_WHAT THE TASK ASKS_
What is needed is the number of lines below that contain the word "arrow", with no other output.

(Dataset records)
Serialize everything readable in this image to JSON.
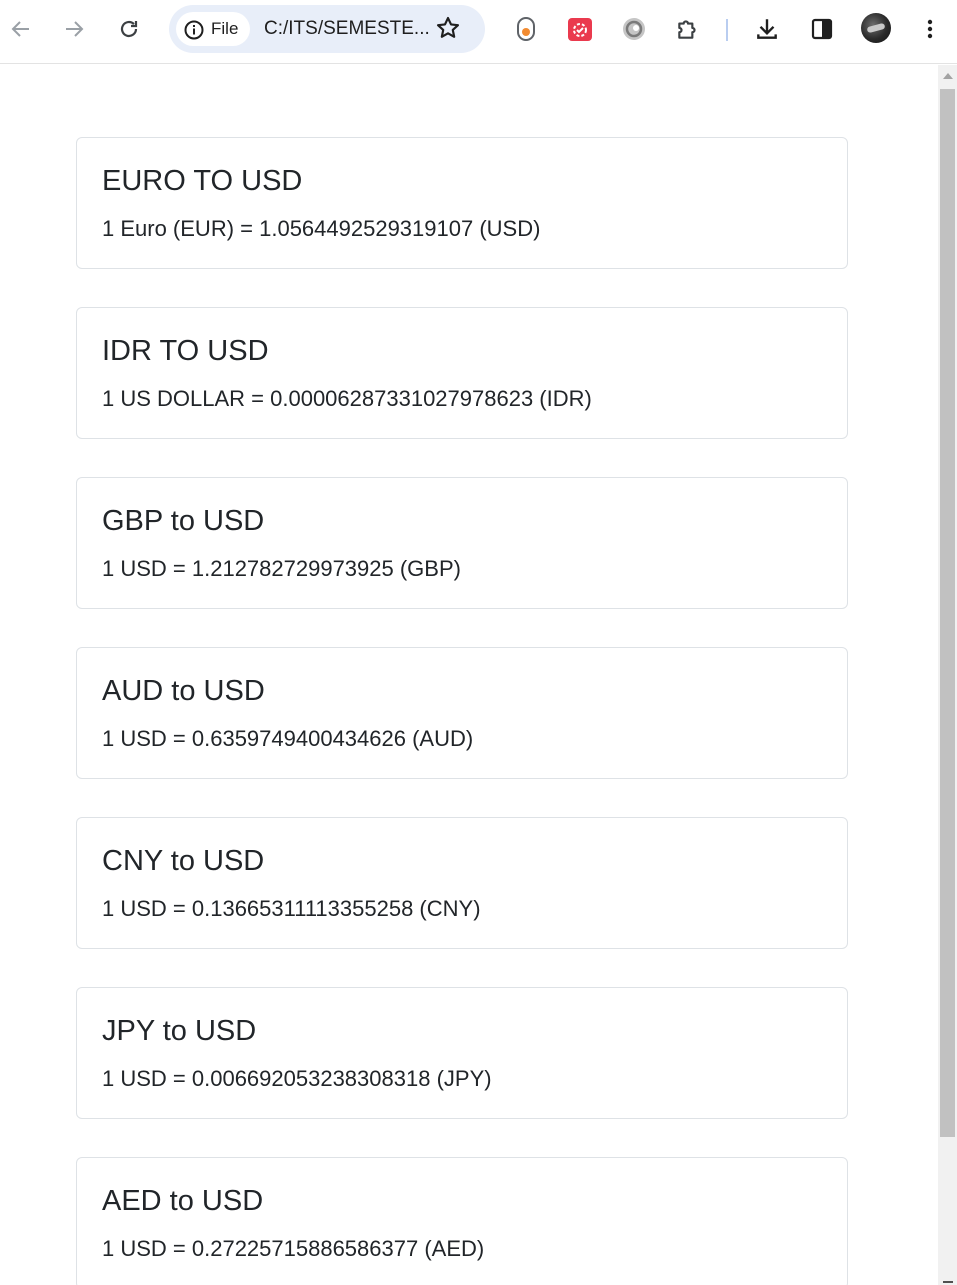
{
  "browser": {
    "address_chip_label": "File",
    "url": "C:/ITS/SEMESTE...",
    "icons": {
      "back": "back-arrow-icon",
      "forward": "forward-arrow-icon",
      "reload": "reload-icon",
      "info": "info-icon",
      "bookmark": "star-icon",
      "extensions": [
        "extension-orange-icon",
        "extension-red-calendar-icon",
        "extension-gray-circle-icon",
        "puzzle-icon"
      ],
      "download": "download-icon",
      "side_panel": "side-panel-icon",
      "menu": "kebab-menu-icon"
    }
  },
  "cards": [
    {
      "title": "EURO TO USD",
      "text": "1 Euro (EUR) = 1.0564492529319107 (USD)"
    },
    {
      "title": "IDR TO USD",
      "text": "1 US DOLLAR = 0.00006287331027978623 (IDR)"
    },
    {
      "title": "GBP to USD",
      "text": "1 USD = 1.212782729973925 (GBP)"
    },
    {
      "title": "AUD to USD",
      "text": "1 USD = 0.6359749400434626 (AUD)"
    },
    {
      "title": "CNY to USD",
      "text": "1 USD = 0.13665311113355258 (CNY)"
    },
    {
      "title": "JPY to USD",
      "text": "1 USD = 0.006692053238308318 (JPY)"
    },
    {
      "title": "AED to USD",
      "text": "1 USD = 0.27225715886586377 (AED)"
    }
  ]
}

_RESULT OF THIS TASK_
2